China is holding elections for people's representatives at the county and township levels. The difference this time is that the usual practice of the communist government recommending candidates has been challenged, and some independent candidates and human rights activists are actively running for elections. However, analysts say these independent candidates, instead of receiving election funds, have been suppressed.
According to the regulations of the Standing Committee of the Tenth People's Congress of China, the election season for town and county representatives in mainland China started on July 1, 2006 and will end on Dec. 31, 2007.
Prominent Human Rights Activists Run in Elections
According to a report in Asia Weekly , one distinction of the ongoing campaigns is that the authority of local governments to nominate and control candidates has been challenged, and a group of rights advocates who have acted for years through unofficial channels as the voice of the people, have stepped forward and are actively involved in elections. This independent group now wants to speak for the people on a formal platform—China's parliament.

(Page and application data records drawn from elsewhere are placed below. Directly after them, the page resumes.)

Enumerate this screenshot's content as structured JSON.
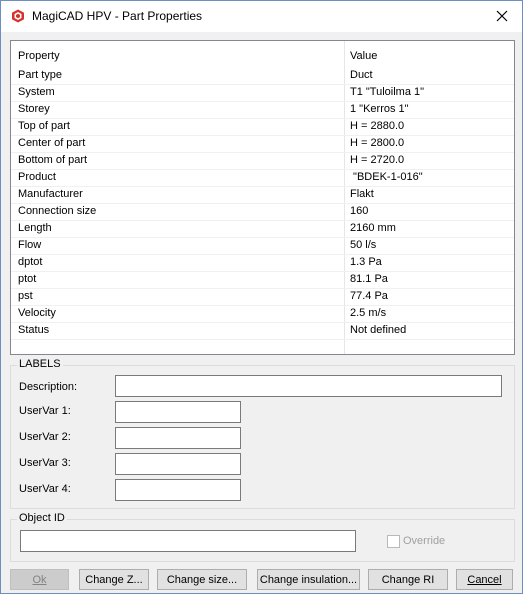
{
  "window": {
    "title": "MagiCAD HPV - Part Properties"
  },
  "table": {
    "headers": {
      "property": "Property",
      "value": "Value"
    },
    "rows": [
      {
        "property": "Part type",
        "value": "Duct"
      },
      {
        "property": "System",
        "value": "T1 \"Tuloilma 1\""
      },
      {
        "property": "Storey",
        "value": "1 \"Kerros 1\""
      },
      {
        "property": "Top of part",
        "value": "H = 2880.0"
      },
      {
        "property": "Center of part",
        "value": "H = 2800.0"
      },
      {
        "property": "Bottom of part",
        "value": "H = 2720.0"
      },
      {
        "property": "Product",
        "value": " \"BDEK-1-016\""
      },
      {
        "property": "Manufacturer",
        "value": "Flakt"
      },
      {
        "property": "Connection size",
        "value": "160"
      },
      {
        "property": "Length",
        "value": "2160 mm"
      },
      {
        "property": "Flow",
        "value": "50 l/s"
      },
      {
        "property": "dptot",
        "value": "1.3 Pa"
      },
      {
        "property": "ptot",
        "value": "81.1 Pa"
      },
      {
        "property": "pst",
        "value": "77.4 Pa"
      },
      {
        "property": "Velocity",
        "value": "2.5 m/s"
      },
      {
        "property": "Status",
        "value": "Not defined"
      }
    ]
  },
  "labels_group": {
    "title": "LABELS",
    "description_label": "Description:",
    "description_value": "",
    "uservar1_label": "UserVar 1:",
    "uservar1_value": "",
    "uservar2_label": "UserVar 2:",
    "uservar2_value": "",
    "uservar3_label": "UserVar 3:",
    "uservar3_value": "",
    "uservar4_label": "UserVar 4:",
    "uservar4_value": ""
  },
  "object_id_group": {
    "title": "Object ID",
    "value": "",
    "override_label": "Override",
    "override_checked": false
  },
  "buttons": {
    "ok": "Ok",
    "change_z": "Change Z...",
    "change_size": "Change size...",
    "change_insulation": "Change insulation...",
    "change_ri": "Change RI",
    "cancel": "Cancel"
  },
  "colors": {
    "accent": "#0078d7",
    "icon_red": "#d9302c"
  },
  "icons": {
    "app": "magicad-logo-icon",
    "close": "close-icon"
  }
}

Lu Banglie, who was detained by authorities for getting involved in human rights advocacy in Taishi Village, Fanyu City, Guangdong Province; Zou Tao of Shenzhen City, who once led a campaign to boycott high real estate prices; and college teacher Xu Zhiyong of Beijing University of Postal Communication, who was picked as one of the Men of the Year 2005 by Asia Weekly , have either signed up to run or expressed an intention to run in the elections.
Paving the Way for a 'New and Broader Path?'

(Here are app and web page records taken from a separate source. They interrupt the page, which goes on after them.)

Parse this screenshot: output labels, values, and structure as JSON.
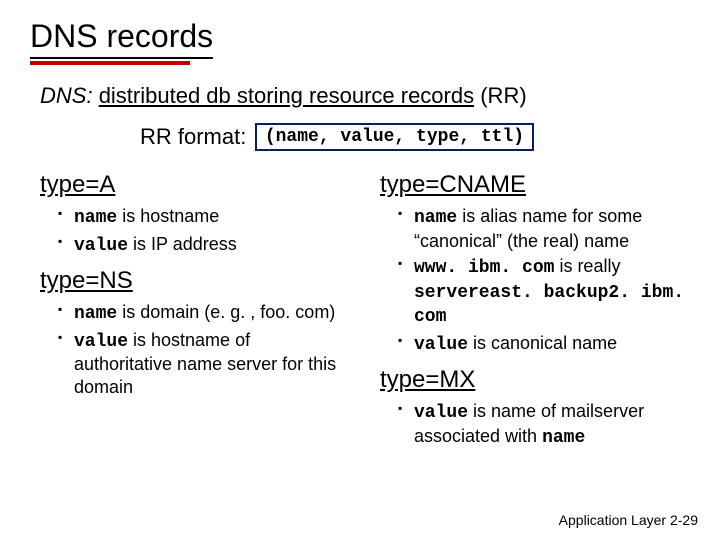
{
  "title": "DNS records",
  "intro": {
    "dns": "DNS:",
    "mid": "distributed db storing resource records",
    "rr": "(RR)"
  },
  "rr": {
    "label": "RR format:",
    "box": "(name, value, type, ttl)"
  },
  "left": {
    "a": {
      "head": "type=A",
      "b1_code": "name",
      "b1_rest": " is hostname",
      "b2_code": "value",
      "b2_rest": " is IP address"
    },
    "ns": {
      "head": "type=NS",
      "b1_code": "name",
      "b1_rest": " is domain (e. g. , foo. com)",
      "b2_code": "value",
      "b2_rest": " is hostname of authoritative name server for this domain"
    }
  },
  "right": {
    "cname": {
      "head": "type=CNAME",
      "b1_code": "name",
      "b1_rest": " is alias name for some “canonical” (the real) name",
      "b2_code1": "www. ibm. com",
      "b2_mid": " is really ",
      "b2_code2": "servereast. backup2. ibm. com",
      "b3_code": "value",
      "b3_rest": " is canonical name"
    },
    "mx": {
      "head": "type=MX",
      "b1_code": "value",
      "b1_mid": " is name of mailserver associated with ",
      "b1_code2": "name"
    }
  },
  "footer": {
    "left": "Application Layer",
    "right": " 2-29"
  }
}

Mr. Hu Ping, editor-in-chief of Beijing Spring and a famous political commentator, said in an interview, “I think it's quite significant that so many human rights advocates stepped forward to participate in local elections. Although the people's representative at the county and township levels is a low-ranking position and the role he can play is limited, too, it is still a meaningful step forward. If everyone sticks to this practice, it may lead to a new and broader path.”
Some Candidates Are Warned and Fired by Authorities

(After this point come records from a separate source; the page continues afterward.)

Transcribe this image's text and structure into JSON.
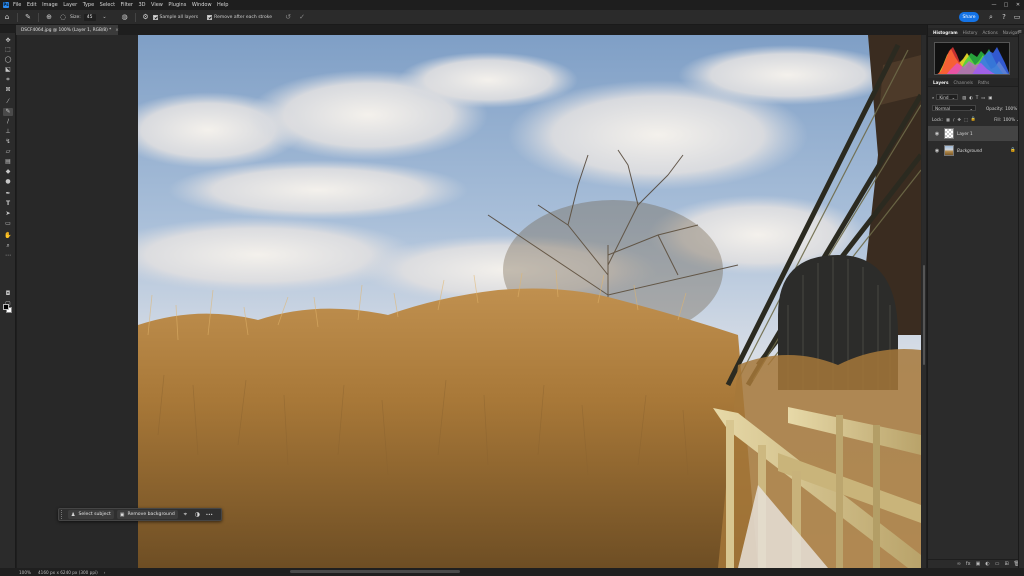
{
  "app": {
    "logo": "Ps",
    "menu": [
      "File",
      "Edit",
      "Image",
      "Layer",
      "Type",
      "Select",
      "Filter",
      "3D",
      "View",
      "Plugins",
      "Window",
      "Help"
    ],
    "window_controls": [
      "—",
      "□",
      "✕"
    ]
  },
  "options_bar": {
    "size_label": "Size:",
    "size_value": "45",
    "sample_all_layers_label": "Sample all layers",
    "sample_all_layers_checked": true,
    "remove_after_stroke_label": "Remove after each stroke",
    "remove_after_stroke_checked": true,
    "share_label": "Share"
  },
  "document": {
    "tab_title": "DSCF4064.jpg @ 100% (Layer 1, RGB/8) *",
    "tab_close": "×",
    "zoom": "100%",
    "info": "4160 px x 6240 px (300 ppi)",
    "status_arrow": "›"
  },
  "contextual_bar": {
    "select_subject_label": "Select subject",
    "remove_background_label": "Remove background",
    "more_glyph": "•••"
  },
  "panels": {
    "top_tabs": [
      "Histogram",
      "History",
      "Actions",
      "Navigat"
    ],
    "top_tabs_active": 0,
    "menu_glyph": "≡",
    "layer_tabs": [
      "Layers",
      "Channels",
      "Paths"
    ],
    "layer_tabs_active": 0,
    "kind_label": "Kind",
    "blend_mode": "Normal",
    "opacity_label": "Opacity:",
    "opacity_value": "100%",
    "lock_label": "Lock:",
    "fill_label": "Fill:",
    "fill_value": "100%",
    "layers": [
      {
        "name": "Layer 1",
        "selected": true,
        "locked": false
      },
      {
        "name": "Background",
        "selected": false,
        "locked": true
      }
    ],
    "footer_icons": [
      "fx",
      "◐",
      "▣",
      "▭",
      "⊞",
      "🗑"
    ]
  },
  "colors": {
    "accent_blue": "#1473e6",
    "panel_bg": "#2b2b2b",
    "app_bg": "#1e1e1e"
  }
}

But the article in Asia Weekly pointed out that the challenges these independent candidates face do not come from constituents; rather, they come from the local governments and communist organizations. These candidates do not have the backing of the governments or communist organizations, so they have no access to resources from election funds, and some of them have received warnings from their employers or have even been fired from their government jobs. Mr. Hu Ping, however, holds that this is something that should be expected.
“That is because the authorities find it hard to accuse you of anything simply on account of your participation in elections as an independent candidate,” Mr. Hu explained. “When they can't do anything about it in the open, they resort to tricks in the dark. Besides, they have full control over the nominations and election resources, so independent candidates face far more daunting challenges. As a result of the obstacles authorities have placed in the way of independent candidates, many people, mainly voters, waver and give up hope.”
Few Independent Candidates
Approximately 500 non-government-sponsored candidates have signed up for elections. Prominent human rights activist Guo Feixiong believes there are too few independent candidates in view of the one billion voters in China. “Moreover, most of these candidates, non-aligned, have not associated themselves closely with intellectuals and civil groups, so they don't have much chance of winning the elections,” Guo said.
“The small number of independent candidates shows the result of tight control and manipulation by the government over the elections,” Mr. Hu Ping commented. “In spite of that, their participation is commendable.
“As everyone knows, the elections are manipulated by the authorities. Besides, local elections such as these can play a very limited political role. That is why most people are callous and indifferent toward them. They are not going to take them too seriously. An overall favorable climate is lacking. Under these circumstances, not many people will step forward.”